In addition to the cost, there are a number of benefits that open source software provides:

  • An extensive and well-supported code base. Open source software is often associated with large communities and dedicated developers, all working together to improve upon the system. Not only will the system be robust and well-designed, but it will also have continual support. Comparatively, many licensed solutions will drop support for their older products in just a few years.
  • Easily customized solutions. Open source software will often have modules and extensions designed to customize their suites to your needs — and even those that do not have modules and extensions can be easily customized by a talented programmer, as the code is available. Proprietary solutions may have APIs or nothing at all, which means that a business cannot acquire a customized solution unless they purchase it directly from the company at a high cost.
  • Better security. Open source software is frequently updated by a large number of contributors, which means that security issues are caught and patched very quickly. Many security flaws within a system are introduced through third-party solutions. For organizations that rely upon their technology, security, and privacy, open source software can be a more reliable method of reducing risk.
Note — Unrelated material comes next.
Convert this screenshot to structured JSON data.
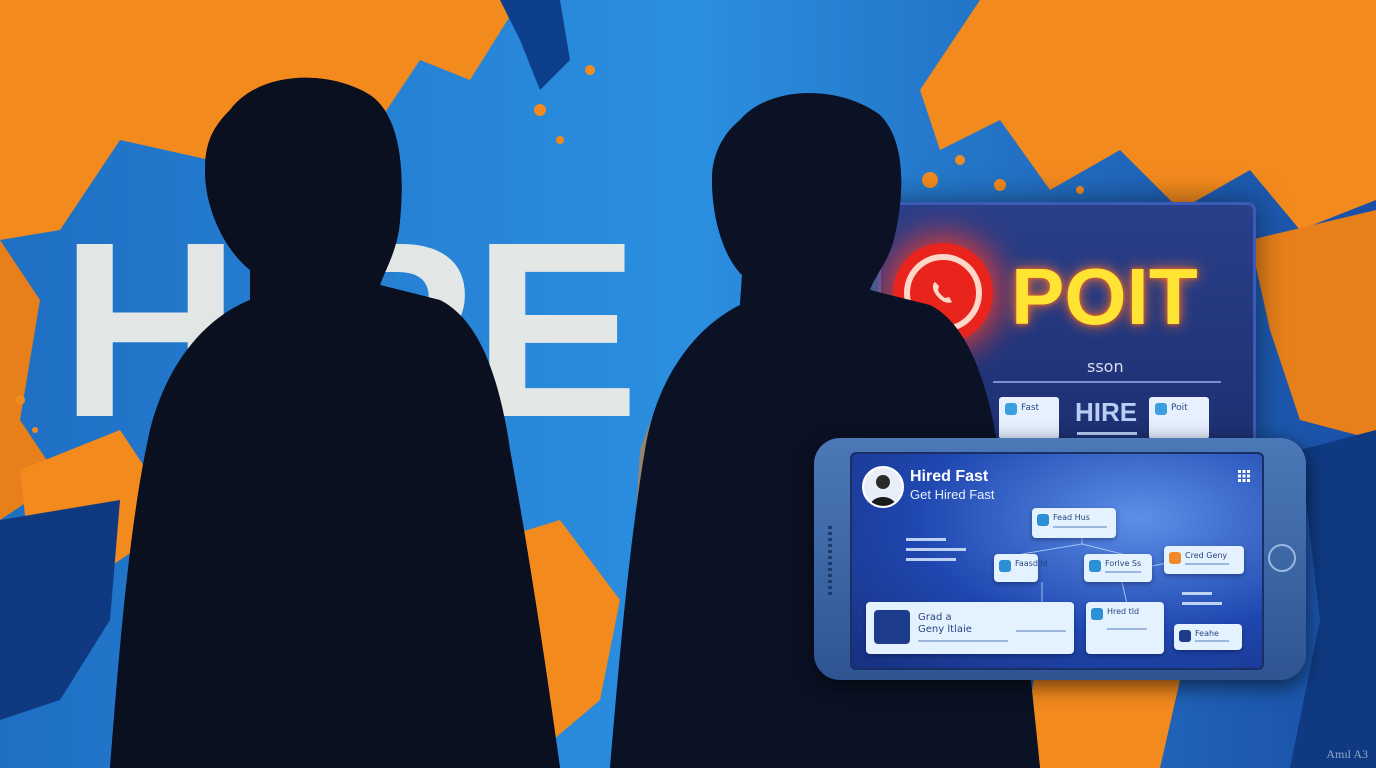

And, of course, cost is a major factor. By reducing the cost of your system, you can create a system that is more scalable — and you can devote the budget that would otherwise be allocated towards licensing to other areas of your IT budget.

Digital transformation is a way to improve all of your organizational processes with a single structured transition. Through digital transformation, your organization will be able to leverage vastly superior technologies, while also reducing costs and administrative overhead.